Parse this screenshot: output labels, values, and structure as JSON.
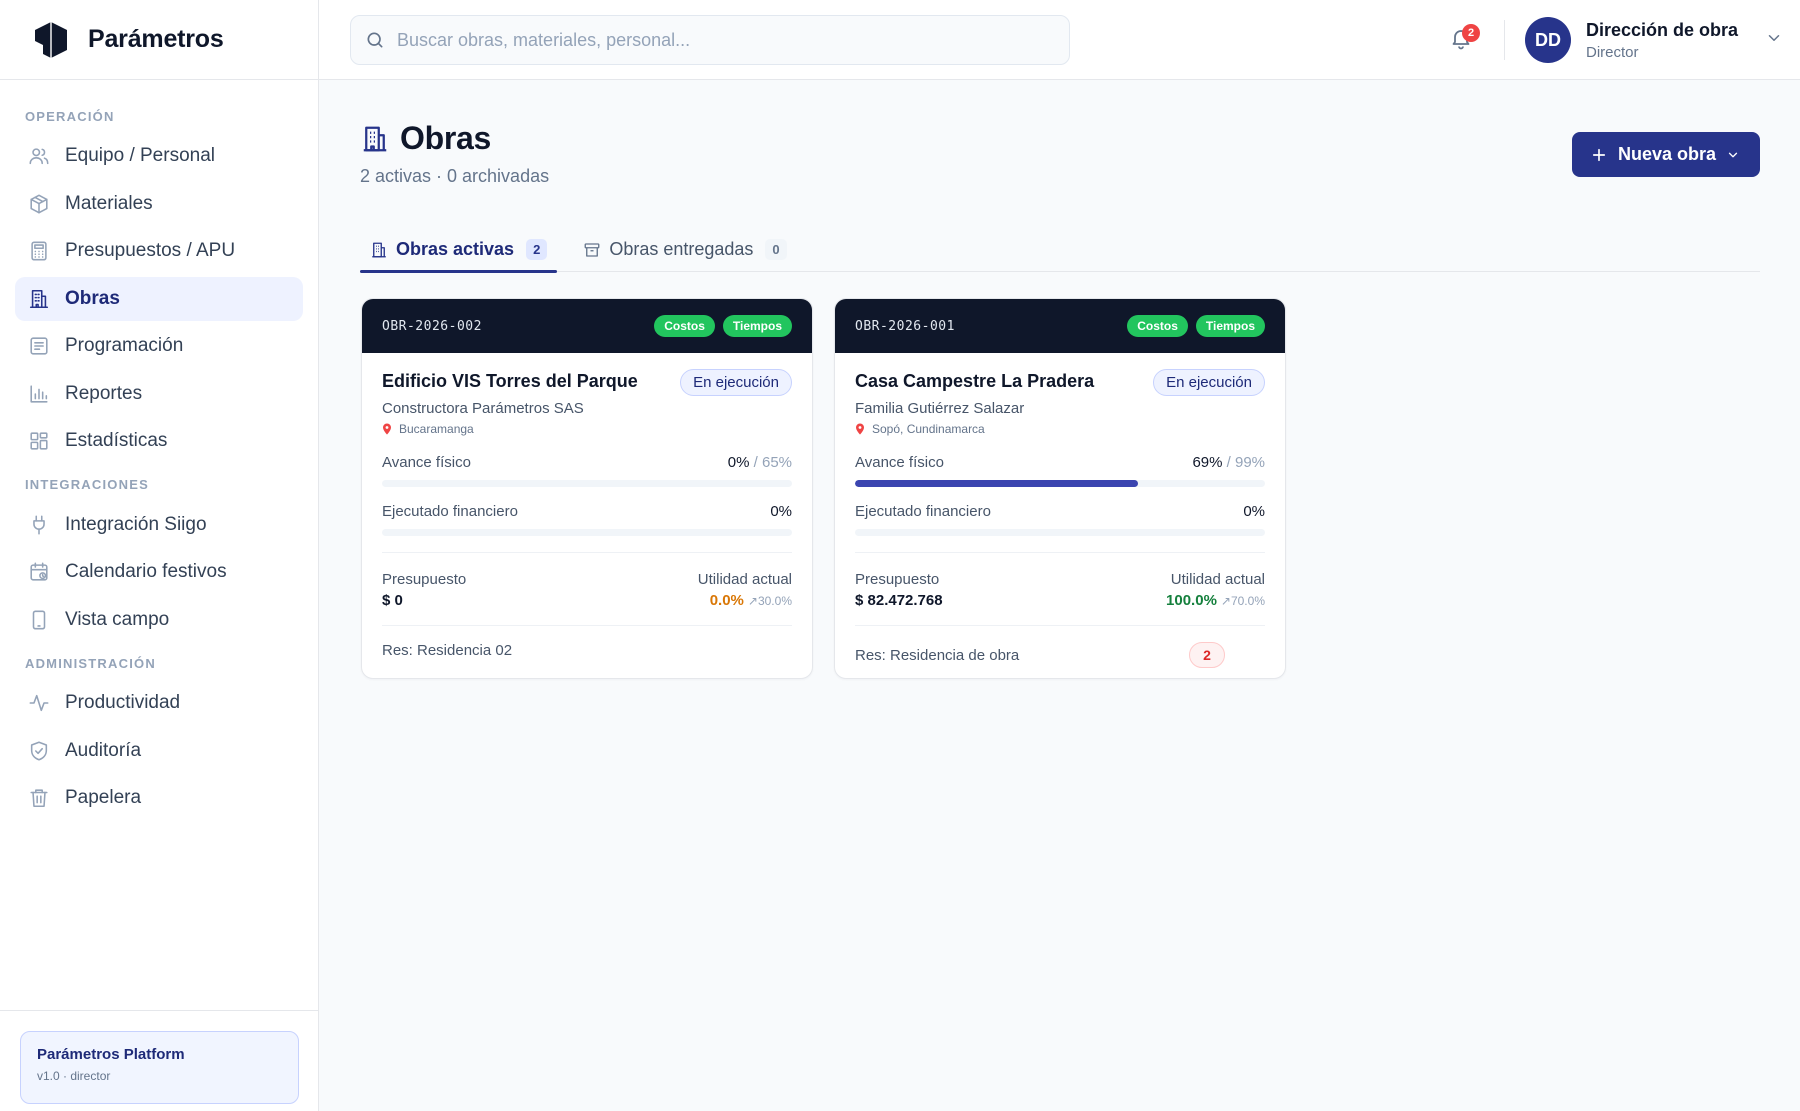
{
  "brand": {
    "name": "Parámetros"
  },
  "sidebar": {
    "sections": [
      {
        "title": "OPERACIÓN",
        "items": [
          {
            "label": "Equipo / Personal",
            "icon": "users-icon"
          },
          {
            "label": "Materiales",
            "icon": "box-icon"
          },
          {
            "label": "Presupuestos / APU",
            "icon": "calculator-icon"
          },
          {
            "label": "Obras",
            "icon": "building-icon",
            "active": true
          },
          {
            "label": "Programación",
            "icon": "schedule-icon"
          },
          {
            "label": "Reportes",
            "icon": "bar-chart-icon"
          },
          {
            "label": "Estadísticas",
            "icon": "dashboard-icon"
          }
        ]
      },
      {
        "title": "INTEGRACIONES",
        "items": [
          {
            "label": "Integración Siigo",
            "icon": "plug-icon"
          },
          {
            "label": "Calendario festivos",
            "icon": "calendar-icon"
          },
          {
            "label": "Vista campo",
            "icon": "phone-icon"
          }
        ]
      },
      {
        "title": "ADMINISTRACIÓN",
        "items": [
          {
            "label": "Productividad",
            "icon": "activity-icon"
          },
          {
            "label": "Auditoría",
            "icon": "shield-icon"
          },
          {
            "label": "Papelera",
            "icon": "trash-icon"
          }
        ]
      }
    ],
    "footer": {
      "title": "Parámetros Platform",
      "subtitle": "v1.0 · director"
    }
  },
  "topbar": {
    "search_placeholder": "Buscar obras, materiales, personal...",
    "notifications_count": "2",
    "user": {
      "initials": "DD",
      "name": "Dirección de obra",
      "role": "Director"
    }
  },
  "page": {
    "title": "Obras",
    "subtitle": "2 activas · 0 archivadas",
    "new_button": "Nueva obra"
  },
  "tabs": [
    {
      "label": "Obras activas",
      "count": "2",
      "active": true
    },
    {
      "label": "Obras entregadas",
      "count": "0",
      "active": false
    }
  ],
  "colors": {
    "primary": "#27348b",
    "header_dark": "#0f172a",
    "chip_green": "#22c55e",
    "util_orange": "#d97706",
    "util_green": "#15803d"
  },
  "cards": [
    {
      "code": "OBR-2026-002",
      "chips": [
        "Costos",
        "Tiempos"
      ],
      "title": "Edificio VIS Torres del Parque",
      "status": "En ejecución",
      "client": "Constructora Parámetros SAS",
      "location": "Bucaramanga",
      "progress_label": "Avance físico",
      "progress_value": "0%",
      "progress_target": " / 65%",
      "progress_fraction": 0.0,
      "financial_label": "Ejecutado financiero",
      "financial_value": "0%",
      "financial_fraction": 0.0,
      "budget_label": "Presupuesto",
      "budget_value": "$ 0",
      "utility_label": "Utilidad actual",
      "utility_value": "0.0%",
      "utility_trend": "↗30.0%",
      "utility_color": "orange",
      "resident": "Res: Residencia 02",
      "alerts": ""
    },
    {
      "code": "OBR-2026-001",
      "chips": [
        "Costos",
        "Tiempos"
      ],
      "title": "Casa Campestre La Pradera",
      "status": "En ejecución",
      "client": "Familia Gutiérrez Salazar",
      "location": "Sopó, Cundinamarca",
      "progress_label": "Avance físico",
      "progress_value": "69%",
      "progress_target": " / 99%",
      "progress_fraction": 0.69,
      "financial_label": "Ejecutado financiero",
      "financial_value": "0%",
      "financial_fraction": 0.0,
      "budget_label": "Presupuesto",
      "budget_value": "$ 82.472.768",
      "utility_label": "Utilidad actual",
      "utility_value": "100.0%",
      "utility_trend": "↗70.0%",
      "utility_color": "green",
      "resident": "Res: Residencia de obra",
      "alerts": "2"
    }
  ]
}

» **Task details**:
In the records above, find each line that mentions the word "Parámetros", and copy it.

» **Written answer**:
    "name": "Parámetros"
      "title": "Parámetros Platform",
      "client": "Constructora Parámetros SAS",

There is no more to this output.